Part Forty-Four: In which I enjoy a Scots interlude
Since the short while we had at Bruay I hadn’t seen much of Sergeant Wilson other than our times together in the air. It seemed odd to rely so much on a man and then to say toodle-oo and retire each to his own mess. But such is the way of the Army, and I suppose it’s all for the best. An hour of two spent decoding his Scots broth of an accent and my head aches and I’m ready for a long spell of staring out the window with my mouth open.
Our little arrangement in B Flight was convenient. The flight mess proper, with its bar and anteroom, was in a small house three doors down the main road from the Café du Progrès. We took our meals in a back room of the Café, so that room too was technically part of the mess and therefore officers’ territory. But the main room of the Café where the locals sat and smoked and drank coffee and muttered under their breath at the passing soldiery – that was No Man’s Land. I checked in with the Major before inviting the good sergeant to meet me there for coffee. He approved, provided we talked shop, didn’t drink liquor, didn’t make a habit of familiarity, and didn’t meet there when the other officers were eating.
“Become too familiar and you become an object of contempt. Do you not know that from home?” he said. I ventured that our retinue of household staff at home in Canada had been too slim and frighteningly female to teach me much about social norms.
Wilson was chatting away. “Ah’m no workin’ in the smithy’s shop since ah wis given the third stripe, ye see. So I found the wee Froggy smithy doon the lane. Except the Parlez-voos dinnae call them smithies. They say they’re ‘forgerin’. It has t’ dae wi’ the forge, like in the iron works at hame, see?”
I stared at the object on the table, its painted eyes slightly crossed.
“It’s a Teddy bear, see, surr? An’ solid cast iron it is. Ah made it doon at the Froggy forgerin’ shop. Aye, an’ it’s a bank for the wee bairns tae pit their bawbees in.”  He pointed out the slot in the crazed animal’s head. “Ah’m gonny make ‘em and sell ‘em efter the war.”
Momentarily, I planned to mention that if the thing ever fell over it was highly likely to kill a small child. I held back, searching for another way to express the concern. “It’s rather heavy,” I observed.
“Och aye, that’s so if some durty sod wis tae half-inch the bear he’d no rin awa’ frae the polis.” 
Wilson the entrepreneur! My wonder knew no bounds. He was up for leave soon and planned to go home to see his sainted mother. I envied him. He described the meal she’d make – which involved boiling something I didn’t understand. And he described how he’d visit his local and try to take the little Irish girl there to the pictures. Except he’d clearly picked up the slang of London in the sergeant’s mess and he referred to them as the “Dolly Mixtures.”

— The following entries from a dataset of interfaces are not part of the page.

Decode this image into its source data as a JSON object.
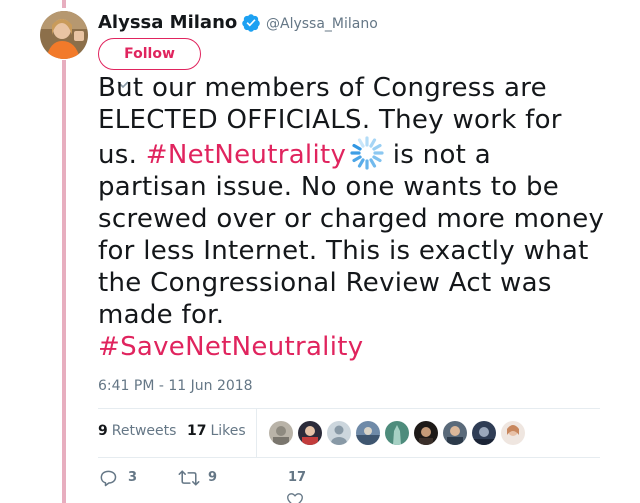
{
  "author": {
    "name": "Alyssa Milano",
    "handle": "@Alyssa_Milano",
    "verified": true
  },
  "follow_button": {
    "label": "Follow"
  },
  "tweet": {
    "text_before": "But our members of Congress are ELECTED OFFICIALS. They work for us. ",
    "hashtag_1": "#NetNeutrality",
    "text_after": " is not a partisan issue. No one wants to be screwed over  or charged more money for less Internet. This is exactly what the Congressional Review Act was made for.",
    "hashtag_2": "#SaveNetNeutrality"
  },
  "timestamp": "6:41 PM - 11 Jun 2018",
  "stats": {
    "retweets_count": "9",
    "retweets_label": "Retweets",
    "likes_count": "17",
    "likes_label": "Likes"
  },
  "actions": {
    "reply_count": "3",
    "retweet_count": "9",
    "like_count": "17"
  },
  "colors": {
    "accent": "#e0245e",
    "muted": "#657786",
    "text": "#14171a",
    "verified": "#1da1f2",
    "thread_line": "#e7aebf"
  },
  "icons": {
    "verified": "verified-badge-icon",
    "caret": "caret-down-icon",
    "hashtag_emoji": "loading-spinner-icon",
    "reply": "reply-icon",
    "retweet": "retweet-icon",
    "like": "heart-icon"
  }
}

He obviously enjoyed his coffee and Mademoiselle Defossez refilled the cup, allowing enough room for another two fingers of Collins Yukon Gold to be added from my flask. I owed Sergeant Wilson. In the past two days we’d crossed the lines four times and each time we’d been intercepted by groups of Fokkers. This afternoon we’d held off three of them for nearly ten miles until we crossed the lines and, with the engine failing, put down in a field near Albert. Wilson wasn’t much of a shot, but he had a healthy habit of waiting until the Hun was 250 yards away and driving him off with short bursts that were close enough to be disconcerting. It had been a short drive home to Lahoussoye, leaving the Ack Emmas to their job of recovering the machine. The nerves had not yet settled.
"...we’d held off three of them for nearly ten miles until we crossed the lines..."

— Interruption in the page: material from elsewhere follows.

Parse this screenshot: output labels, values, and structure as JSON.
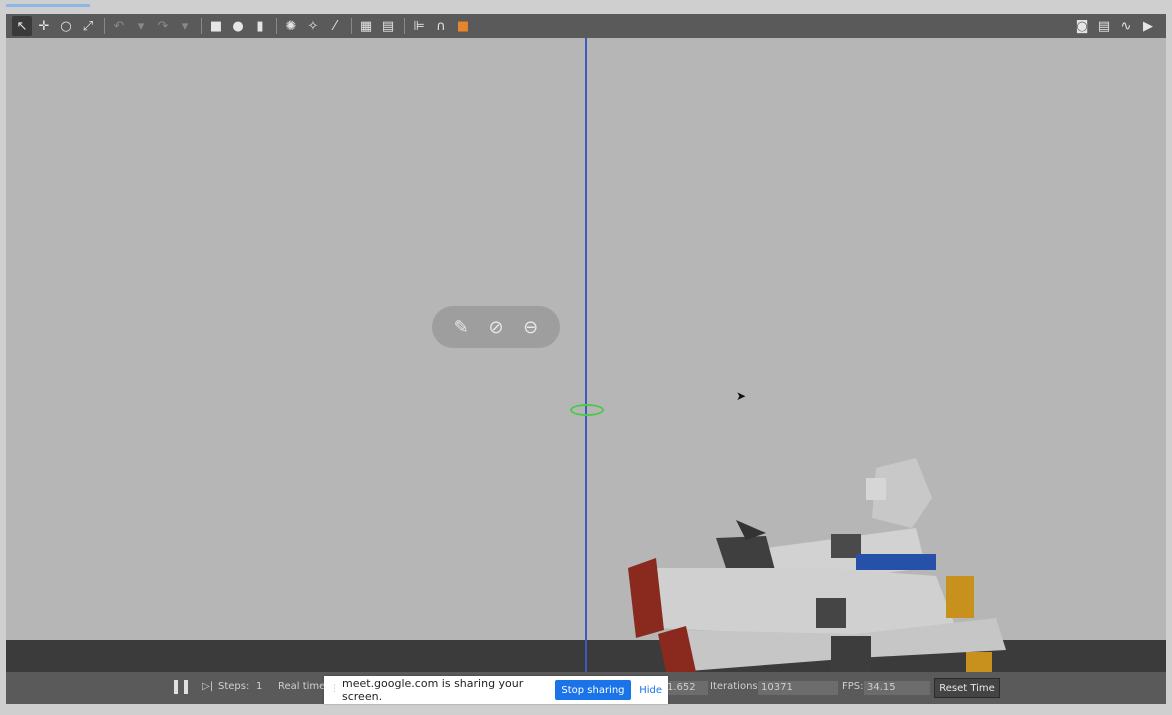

I could smell supper in the kitchen. It was time for him to go. We finished our coffees and I bade him enjoy his evening. I knew he would. It hadn’t been announced yet – that was up to the disciplinary sergeant-major – but at dinner Sergeant Wilson would learn he had been awarded the DCM.
 Just a guess, but Wilson is rendering the French “forgeron,” or blacksmith.

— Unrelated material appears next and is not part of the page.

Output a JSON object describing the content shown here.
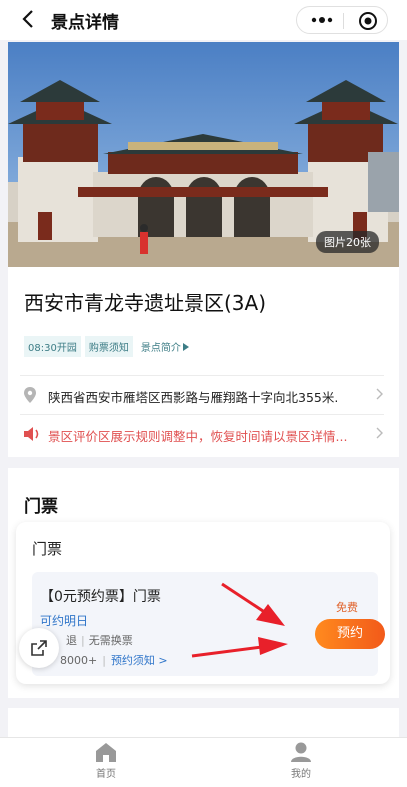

 “It’s a bank for the little kids to put their halfpennies in.”
 In the King’s English: “Indeed, that is so if some blackguard were to steal the bear he would be unable to run away from the police.”
 Dolly Mixtures were a popular candy and Cockney rhyming slang of the period for “motion pictures.” A little earlier, Wilson uses “half-inch” for “pinch,” another likely acquisition from his East London colleagues.